### What you need to do:
Within these records, how many lines hold "data"? Give the number alone.

◇ ◇ ◇ ◇ ◇ ◇ ◇

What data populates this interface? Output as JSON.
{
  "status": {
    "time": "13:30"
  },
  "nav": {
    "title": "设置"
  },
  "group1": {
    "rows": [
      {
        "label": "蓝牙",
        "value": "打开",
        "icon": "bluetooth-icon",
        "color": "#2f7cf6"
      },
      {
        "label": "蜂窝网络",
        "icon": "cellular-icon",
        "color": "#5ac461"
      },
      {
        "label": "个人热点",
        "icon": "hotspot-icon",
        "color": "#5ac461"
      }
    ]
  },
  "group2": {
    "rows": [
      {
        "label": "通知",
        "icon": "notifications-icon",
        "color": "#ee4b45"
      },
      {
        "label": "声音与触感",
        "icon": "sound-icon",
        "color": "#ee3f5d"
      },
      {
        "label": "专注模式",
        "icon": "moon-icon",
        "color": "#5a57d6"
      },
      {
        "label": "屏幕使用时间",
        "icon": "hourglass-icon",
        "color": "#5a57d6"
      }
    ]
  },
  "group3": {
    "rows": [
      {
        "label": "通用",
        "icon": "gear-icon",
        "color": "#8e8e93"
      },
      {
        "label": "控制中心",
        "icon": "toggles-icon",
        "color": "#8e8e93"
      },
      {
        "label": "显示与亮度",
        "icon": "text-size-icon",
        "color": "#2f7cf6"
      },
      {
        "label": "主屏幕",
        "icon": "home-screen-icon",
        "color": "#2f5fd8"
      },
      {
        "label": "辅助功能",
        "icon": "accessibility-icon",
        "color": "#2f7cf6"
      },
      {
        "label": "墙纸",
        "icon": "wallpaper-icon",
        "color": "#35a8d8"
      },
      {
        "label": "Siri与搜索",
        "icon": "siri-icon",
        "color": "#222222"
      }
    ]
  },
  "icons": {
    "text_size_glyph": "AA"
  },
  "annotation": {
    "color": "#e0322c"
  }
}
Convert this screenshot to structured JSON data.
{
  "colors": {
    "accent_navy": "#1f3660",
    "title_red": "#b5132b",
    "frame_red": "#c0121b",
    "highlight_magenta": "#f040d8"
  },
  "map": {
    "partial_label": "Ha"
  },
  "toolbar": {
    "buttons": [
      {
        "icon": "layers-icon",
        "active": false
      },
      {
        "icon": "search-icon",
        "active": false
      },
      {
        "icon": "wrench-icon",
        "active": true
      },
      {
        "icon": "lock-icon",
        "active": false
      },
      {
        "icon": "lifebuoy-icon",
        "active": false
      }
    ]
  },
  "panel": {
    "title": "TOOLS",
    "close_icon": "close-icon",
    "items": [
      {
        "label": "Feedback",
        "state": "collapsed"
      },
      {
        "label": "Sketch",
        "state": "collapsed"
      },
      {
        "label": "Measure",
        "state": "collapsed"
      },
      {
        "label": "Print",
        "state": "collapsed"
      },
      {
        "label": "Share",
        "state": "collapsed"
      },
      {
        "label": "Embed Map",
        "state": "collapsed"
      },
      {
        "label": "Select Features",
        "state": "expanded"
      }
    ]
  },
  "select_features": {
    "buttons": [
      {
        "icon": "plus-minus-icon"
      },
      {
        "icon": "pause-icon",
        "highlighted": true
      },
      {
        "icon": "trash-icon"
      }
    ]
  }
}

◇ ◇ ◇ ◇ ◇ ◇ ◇

### Result of the exercise:
2